“Customization goes against everything we’ve learned to do in production, which wants to make the same product two shifts a day, day after day,” reflects Lawson Software Inc.’s Olin Thompson, vice president-food & beverage strategy. “Changeover scheduling and staging issues become much more important as customization increases. On the other hand, if that’s what the customer wants, food manufacturers are going to deliver it.”
Delivering it profitably will dictate success in customized manufacturing. It may require more automation, more manual processes, or a blend of both, but it definitely will require a shift from yesterday’s one-size-fits-all approach. u
For more information:
Jack Payne, CDC Software, 770-351-9600
John Kuhnz, Dorner Manufacturing Corp., 262-369-1332, firstname.lastname@example.org
Jim Mallory, Frain Group Inc., 630-629-9900
Brandon Henning, GE Fanuc Automation, 434-978-6139, email@example.com
Olin Thompson, Lawson Inc., 651-767-4397, firstname.lastname@example.org
Charley Rastle, Rockwell Automation, 303-517-8914, email@example.com

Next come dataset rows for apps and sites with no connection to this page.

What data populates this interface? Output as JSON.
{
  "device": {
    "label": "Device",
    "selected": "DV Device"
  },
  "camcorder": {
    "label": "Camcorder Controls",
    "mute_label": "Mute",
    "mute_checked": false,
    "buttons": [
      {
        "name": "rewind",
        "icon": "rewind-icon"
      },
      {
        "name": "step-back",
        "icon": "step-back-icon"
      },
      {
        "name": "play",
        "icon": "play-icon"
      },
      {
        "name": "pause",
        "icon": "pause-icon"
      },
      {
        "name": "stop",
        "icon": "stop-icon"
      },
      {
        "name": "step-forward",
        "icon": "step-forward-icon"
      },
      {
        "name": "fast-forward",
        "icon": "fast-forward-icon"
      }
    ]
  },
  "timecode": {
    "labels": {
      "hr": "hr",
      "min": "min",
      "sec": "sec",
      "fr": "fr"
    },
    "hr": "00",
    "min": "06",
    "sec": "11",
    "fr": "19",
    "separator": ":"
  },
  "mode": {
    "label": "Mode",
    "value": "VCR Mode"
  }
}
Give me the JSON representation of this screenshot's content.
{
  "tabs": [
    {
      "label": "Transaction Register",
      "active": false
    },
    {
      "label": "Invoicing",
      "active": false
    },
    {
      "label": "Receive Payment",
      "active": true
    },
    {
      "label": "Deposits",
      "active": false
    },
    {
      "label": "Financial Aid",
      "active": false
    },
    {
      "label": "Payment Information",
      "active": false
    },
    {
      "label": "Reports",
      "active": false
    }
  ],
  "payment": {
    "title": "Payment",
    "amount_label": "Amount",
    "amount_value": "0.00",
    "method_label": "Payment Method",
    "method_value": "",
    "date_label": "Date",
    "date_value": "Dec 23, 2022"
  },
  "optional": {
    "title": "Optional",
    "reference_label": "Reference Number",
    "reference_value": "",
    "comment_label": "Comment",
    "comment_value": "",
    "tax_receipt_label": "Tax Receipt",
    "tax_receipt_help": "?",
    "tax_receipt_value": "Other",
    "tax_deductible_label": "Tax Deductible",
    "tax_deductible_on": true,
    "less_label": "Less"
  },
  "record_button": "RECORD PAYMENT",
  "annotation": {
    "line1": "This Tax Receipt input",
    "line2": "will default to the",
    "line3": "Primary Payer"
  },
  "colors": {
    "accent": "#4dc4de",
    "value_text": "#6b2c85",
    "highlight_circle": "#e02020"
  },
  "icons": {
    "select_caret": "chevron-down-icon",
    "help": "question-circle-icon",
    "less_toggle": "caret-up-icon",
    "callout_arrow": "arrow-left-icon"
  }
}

Can the customization balloon be popped?How much customization could there be with a 3.5-gallon tin of popcorn? Quite a bit, as Jim Toby, executive vice president of operations at Houston Harvest, can attest.
The Franklin Park, IL, processor dominates the popcorn-tin niche, selling more than 11 million units a year through mass merchandisers, drug-store chains and specialty stores. The tins are ubiquitous during the Christmas season, and the container may be a bigger draw than the food inside: 70% of buyers collect or save the tin, according to Toby. But the 184 different tin designs are the easy part of Toby’s customization challenge.
“We’re sort of a semi-custom shop,” he says. “Our customers are asking us, ‘What’s new?’ and you have to be very flexible to deliver something different in the way they want to receive it.” A bill of material process and RF inventory- and finished-product control system help manage orders in different pallet configurations, in master cartons or display configurations, on slip sheets or pallets, and with various lid colors. Because production is seasonal, automation is difficult to justify. Instead, Toby relies on a small army of temporary workers: as many as 1,600 augment a core of 70 manufacturing professionals during peak periods at the 605,000-sq.-ft. facility.
Manual processes provide flexibility, but Houston Harvest is intent on “driving out complexity,” Toby says. Whether less customization is possible remains to be seen, however. “I want to see as much go through as possible, sales wants to give the customer just what they want,” he sighs.